Saturday, May 27, 2017
ABBOTT & BARKER & THE CASE OF THE HAY HEIST
I found this while researching m earlier post about Goodt West. It is significant for me because of the rather lengthy testimony of George Abbott Sr. and Richard Barker. Both of them are my paternal ancestors: George is my 9x great grandfather through my grandfather, and Richard my 8x great grandfather through my grandmother. So it was fun for me to picture them together trailing cart tracks in search of stolen hay1
The case was presented at Ipswich, Ma. on 31Mar 1663:
Mr. Simon Bradstreet v. Bray Willkins, Sam. Willkins and John Willkins. Trespass. For carrying away a parcel of hay. The jury found a special verdict. Court found for the plaintiff,
Richard BarkerJ and George Abbott, sr.,J testified in the action between Mr. Bradstreete and Bray Wilkinson, that they followed two tracks of a laden cart from Mr. Bradstreete's rick till they come into that way that said Wilkinson had gone with Rich. Barker's hay and saw where they had cut down wood and brush from Mr. Bradstreete's rick to go with it into that way. They followed the said tracts till they came to Goodman Wilkinson's field and then left them in the cart way leading to his house and when they reached the house they looked purposely around but could find no tracks that had gone that spring beyond his house. They further testified that it could go no other way, there being no other house or farm on this side the river and no possible going over the river at that time without swimming cart and cattle. In the way from Mr. Bradstreete's rick we found hay scattered, and one load newly set by the stony brook which they judged and believed was Mr. Bradstreete's hay, and had no doubt that he who had Rich. Barker's hay also had Mr. Bradstreete's. Rich. Barker further testified that Bray Wilkinson came to him about a fortnight before he missed his hay, when his son and he were loading hay at his rick, and said Wilkinson said that he was in great want of hay and knew not what shift to make. Wilkinson also said that the hay that Rich Barker left would beburned, but Barker replied that it would not be unless somebody played the knave with him and that he intended to take it away. Notwithstanding this, said Wilkinson took or caused to be taken away the hay without the knowledge or consent of said Barker and when charged with it would not own it. Since Mr. Corwyn gave deponent twenty shillings for it and would have given him five pounds because he had been so ill dealt with, etc. Sworn, 4:3: 1663, before Simon Bradstreet,* and on May 5, 1663, in Ipswich court.
Thomas Abott deposed that there was a parcel of hay about three loads, which he helped to get for Mr. Bradstreet at a meadow commonly called Beachin meadow, taken away to said Bradstreet's great damage both for want of the hay and the loss of cattle sustained thereby. Mr. Bradstreet was obliged to buy hay at a great rate and much time was lost in sending a team for the hay, not knowing that it was gone. The journey occasioned the loss of the work of two oxen for two months, by reason of their tiring for want of hay to refresh them when they came thither, it being about six miles to the place. Sworn in court.

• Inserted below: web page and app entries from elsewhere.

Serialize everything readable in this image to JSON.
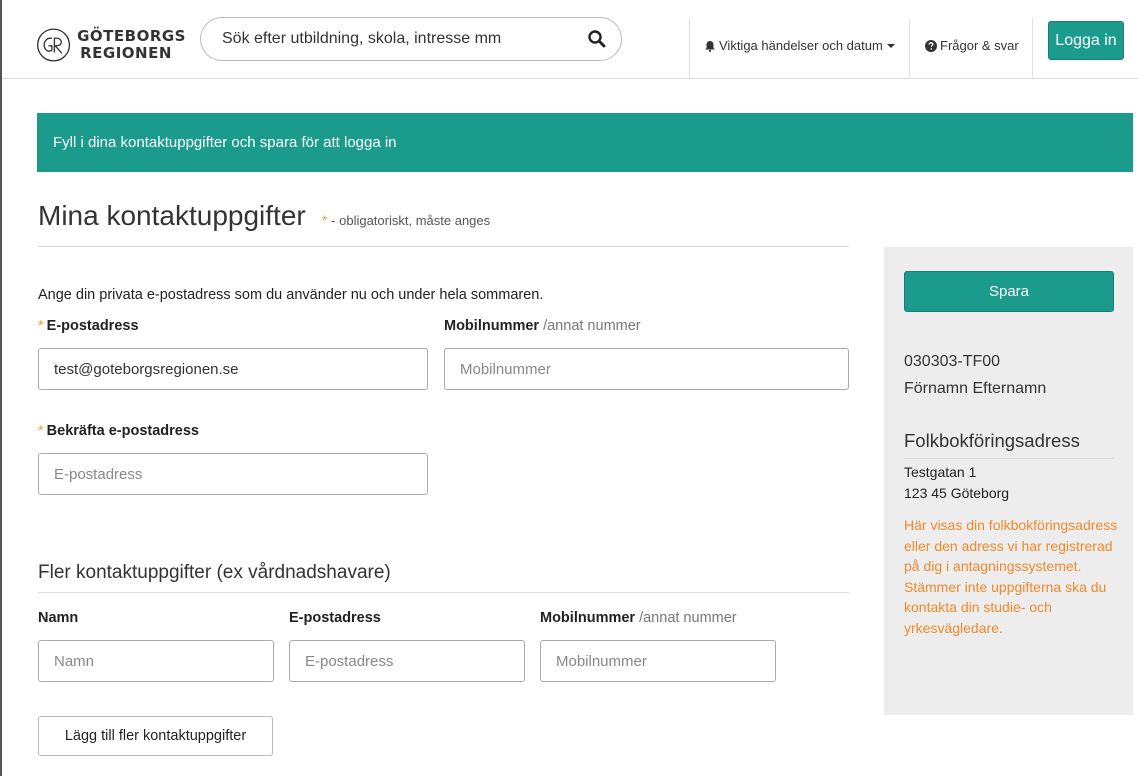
{
  "header": {
    "logo_line1": "GÖTEBORGS",
    "logo_line2": "REGIONEN",
    "search_placeholder": "Sök efter utbildning, skola, intresse mm",
    "events_label": "Viktiga händelser och datum",
    "faq_label": "Frågor & svar",
    "login_label": "Logga in"
  },
  "banner": {
    "text": "Fyll i dina kontaktuppgifter och spara för att logga in"
  },
  "page": {
    "title": "Mina kontaktuppgifter",
    "required_star": "*",
    "required_text": "- obligatoriskt, måste anges"
  },
  "form": {
    "intro": "Ange din privata e-postadress som du använder nu och under hela sommaren.",
    "email_star": "*",
    "email_label": "E-postadress",
    "email_value": "test@goteborgsregionen.se",
    "mobile_label": "Mobilnummer",
    "mobile_sub": "/annat nummer",
    "mobile_placeholder": "Mobilnummer",
    "confirm_star": "*",
    "confirm_label": "Bekräfta e-postadress",
    "confirm_placeholder": "E-postadress"
  },
  "more_contacts": {
    "title": "Fler kontaktuppgifter (ex vårdnadshavare)",
    "name_label": "Namn",
    "name_placeholder": "Namn",
    "email_label": "E-postadress",
    "email_placeholder": "E-postadress",
    "mobile_label": "Mobilnummer",
    "mobile_sub": "/annat nummer",
    "mobile_placeholder": "Mobilnummer",
    "add_button": "Lägg till fler kontaktuppgifter"
  },
  "sidebar": {
    "save_label": "Spara",
    "person_id": "030303-TF00",
    "person_name": "Förnamn Efternamn",
    "address_heading": "Folkbokföringsadress",
    "address_line1": "Testgatan 1",
    "address_line2": "123 45 Göteborg",
    "note": "Här visas din folkbokföringsadress eller den adress vi har registrerad på dig i antagningssystemet. Stämmer inte uppgifterna ska du kontakta din studie- och yrkesvägledare."
  },
  "colors": {
    "accent": "#1a9b8c",
    "required": "#f39c34",
    "note": "#f0892a"
  }
}
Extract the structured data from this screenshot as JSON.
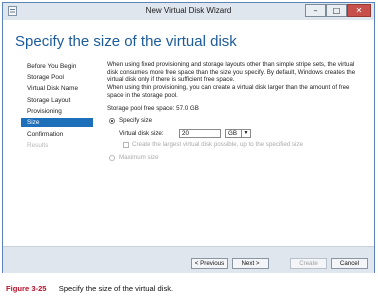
{
  "window": {
    "title": "New Virtual Disk Wizard",
    "controls": {
      "minimize": "–",
      "maximize": "□",
      "close": "✕"
    }
  },
  "page_title": "Specify the size of the virtual disk",
  "nav": {
    "items": [
      {
        "label": "Before You Begin",
        "state": "normal"
      },
      {
        "label": "Storage Pool",
        "state": "normal"
      },
      {
        "label": "Virtual Disk Name",
        "state": "normal"
      },
      {
        "label": "Storage Layout",
        "state": "normal"
      },
      {
        "label": "Provisioning",
        "state": "normal"
      },
      {
        "label": "Size",
        "state": "selected"
      },
      {
        "label": "Confirmation",
        "state": "normal"
      },
      {
        "label": "Results",
        "state": "disabled"
      }
    ]
  },
  "content": {
    "para1": "When using fixed provisioning and storage layouts other than simple stripe sets, the virtual disk consumes more free space than the size you specify. By default, Windows creates the virtual disk only if there is sufficient free space.",
    "para2": "When using thin provisioning, you can create a virtual disk larger than the amount of free space in the storage pool.",
    "free_space": "Storage pool free space:  57.0 GB",
    "specify_size_label": "Specify size",
    "specify_size_selected": true,
    "size_field_label": "Virtual disk size:",
    "size_value": "20",
    "unit_value": "GB",
    "largest_label": "Create the largest virtual disk possible, up to the specified size",
    "maximum_label": "Maximum size"
  },
  "footer": {
    "previous": "< Previous",
    "next": "Next >",
    "create": "Create",
    "cancel": "Cancel"
  },
  "caption": {
    "figure": "Figure 3-25",
    "text": "Specify the size of the virtual disk."
  },
  "colors": {
    "accent": "#1e6fba",
    "title": "#1c5b9a",
    "caption_figure": "#b5122b"
  }
}
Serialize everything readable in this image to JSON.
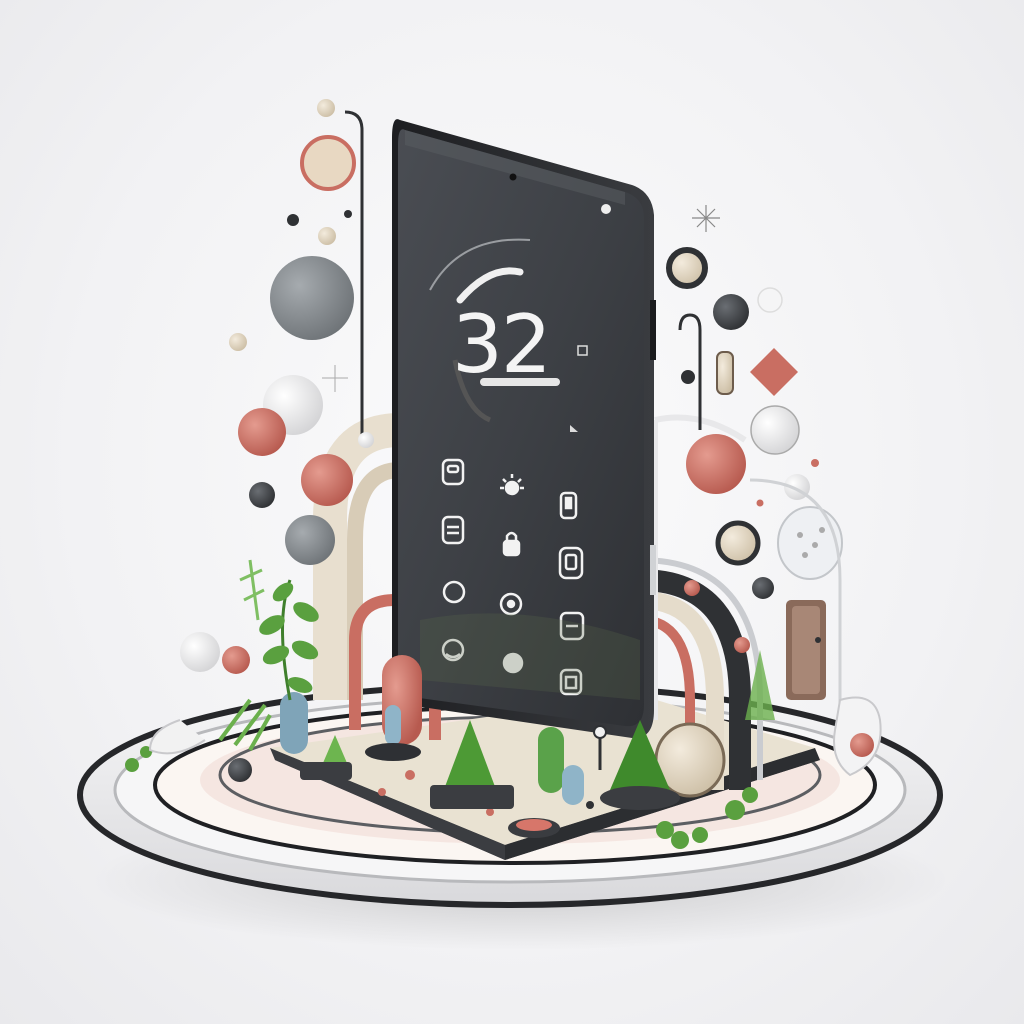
{
  "screen": {
    "clock_display": "32"
  },
  "palette": {
    "background": "#f3f3f5",
    "phone_body": "#2b2d31",
    "phone_screen": "#3e4146",
    "coral": "#c96e62",
    "beige": "#e6dccb",
    "sage_gray": "#8d9296",
    "leaf_green": "#4f9a3a",
    "chrome": "#c9ccd0"
  },
  "app_icons": [
    "message-icon",
    "sun-icon",
    "bottle-icon",
    "card-icon",
    "lock-icon",
    "square-app-icon",
    "circle-app-icon",
    "camera-icon",
    "slider-icon",
    "chat-bubble-icon",
    "record-icon",
    "shop-icon"
  ]
}
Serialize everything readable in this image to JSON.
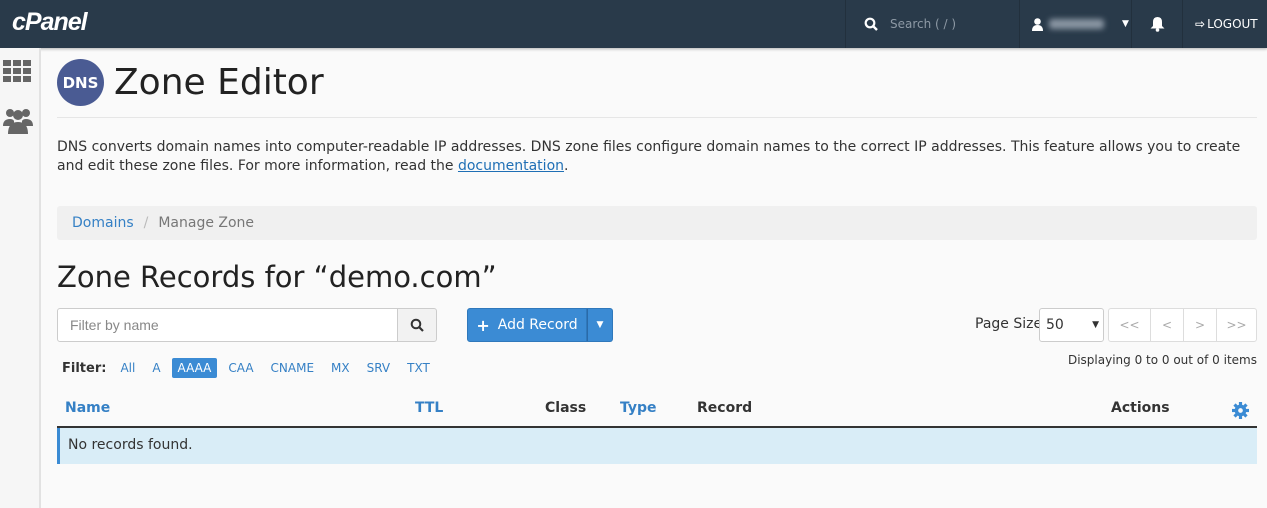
{
  "topbar": {
    "logo": "cPanel",
    "search_placeholder": "Search ( / )",
    "logout": "LOGOUT"
  },
  "page": {
    "title": "Zone Editor",
    "icon_text": "DNS",
    "description": "DNS converts domain names into computer-readable IP addresses. DNS zone files configure domain names to the correct IP addresses. This feature allows you to create and edit these zone files. For more information, read the ",
    "doc_link": "documentation",
    "desc_end": "."
  },
  "breadcrumb": {
    "items": [
      "Domains",
      "Manage Zone"
    ]
  },
  "zone_heading": "Zone Records for “demo.com”",
  "controls": {
    "filter_placeholder": "Filter by name",
    "add_record": "Add Record",
    "page_size_label": "Page Size",
    "page_size": "50",
    "pager": [
      "<<",
      "<",
      ">",
      ">>"
    ],
    "displaying": "Displaying 0 to 0 out of 0 items"
  },
  "filter": {
    "label": "Filter:",
    "types": [
      "All",
      "A",
      "AAAA",
      "CAA",
      "CNAME",
      "MX",
      "SRV",
      "TXT"
    ],
    "active": "AAAA"
  },
  "table": {
    "columns": [
      "Name",
      "TTL",
      "Class",
      "Type",
      "Record",
      "Actions"
    ],
    "empty": "No records found."
  },
  "colors": {
    "topbar": "#293a4a",
    "accent": "#3b8bd4",
    "empty_row": "#d9edf7"
  }
}
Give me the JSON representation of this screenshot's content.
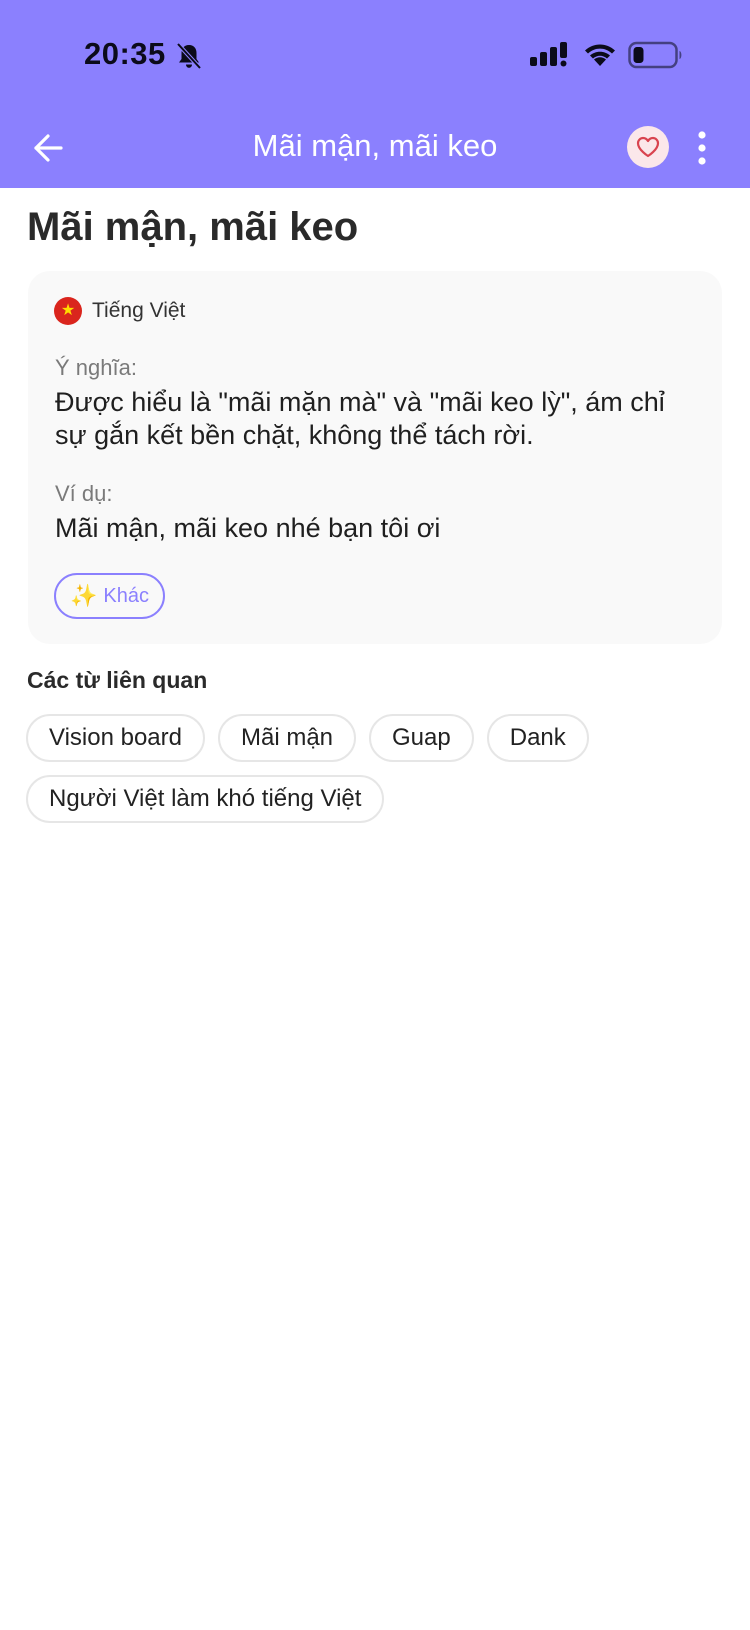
{
  "status_bar": {
    "time": "20:35"
  },
  "app_bar": {
    "title": "Mãi mận, mãi keo"
  },
  "term": {
    "title": "Mãi mận, mãi keo"
  },
  "card": {
    "language": "Tiếng Việt",
    "flag_star": "★",
    "meaning_label": "Ý nghĩa:",
    "meaning_text": "Được hiểu là \"mãi mặn mà\" và \"mãi keo lỳ\", ám chỉ sự gắn kết bền chặt, không thể tách rời.",
    "example_label": "Ví dụ:",
    "example_text": "Mãi mận, mãi keo nhé bạn tôi ơi",
    "more_button": {
      "icon": "✨",
      "label": "Khác"
    }
  },
  "related": {
    "title": "Các từ liên quan",
    "items": [
      "Vision board",
      "Mãi mận",
      "Guap",
      "Dank",
      "Người Việt làm khó tiếng Việt"
    ]
  },
  "colors": {
    "accent": "#8b80fe",
    "favorite_bg": "#fbe7ea",
    "favorite_heart": "#d9434f"
  }
}
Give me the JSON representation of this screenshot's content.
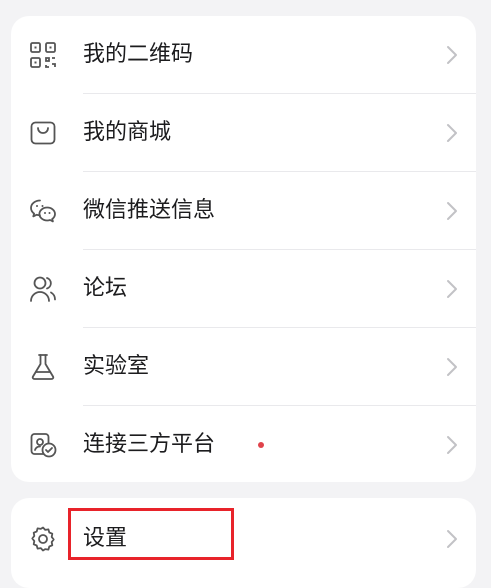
{
  "menu": {
    "items": [
      {
        "label": "我的二维码",
        "icon": "qr-code-icon"
      },
      {
        "label": "我的商城",
        "icon": "shopping-bag-icon"
      },
      {
        "label": "微信推送信息",
        "icon": "wechat-icon"
      },
      {
        "label": "论坛",
        "icon": "user-forum-icon"
      },
      {
        "label": "实验室",
        "icon": "flask-icon"
      },
      {
        "label": "连接三方平台",
        "icon": "third-party-link-icon",
        "badge_dot": true
      }
    ]
  },
  "settings": {
    "label": "设置",
    "icon": "gear-icon",
    "highlighted": true
  },
  "colors": {
    "page_background": "#f3f3f5",
    "card_background": "#ffffff",
    "text": "#1c1c1e",
    "icon_stroke": "#555555",
    "chevron": "#c2c2c6",
    "badge_dot": "#e0434b",
    "highlight_border": "#e8232a"
  }
}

John Longley, aged about twenty-three years, testified that he lived with Bray Wilkins and he heard Goodman Wilkins say that Mr. Georg Curwin of Salem had brought a load of hay for him, and that it was in Andeavor's meadows. Further that said Wilkins' two or three sons with John Gingill went for the hay and the first day they mired their cart and came home without any hay. They went again the next day and the two days following and brought home some hay which deponent saw at night when he came from work, etc. Sworn in court.
John Godfry deposed that coming from Salem with Bray Wilkins toward his house, there was some discourse about hiring something of deponent, and the latter told him that it was reported that said Wilkins had stolen Mr. Bradstreet's hay. Wilkins answered that he did not steal it but he took some of it, for it would have been burned or spoiled and it would be better for him to have it than have it spoiled. Sworn in court.
Special verdict: They found that in the year 1661, Mr. Bradstret had two parcels of hay in the Beching meadow which were lost and the evidence showed scattering of hay to stong brook and two or three loads of hay like those lost were found at Goodman Wilkeson's house, etc. If the evidence be legal, they found for the plaintiff, if not, for the defendant.-pp45-46
Records and Files of the Quarterly Courts of Essex County, Massachusetts: 1662-1667 VolIII
Although the jury seems to have dithered with a "special verdict" the Court ruled in favor of Simon Bradstreet. I wonder how he was recompensed for the stolen hay?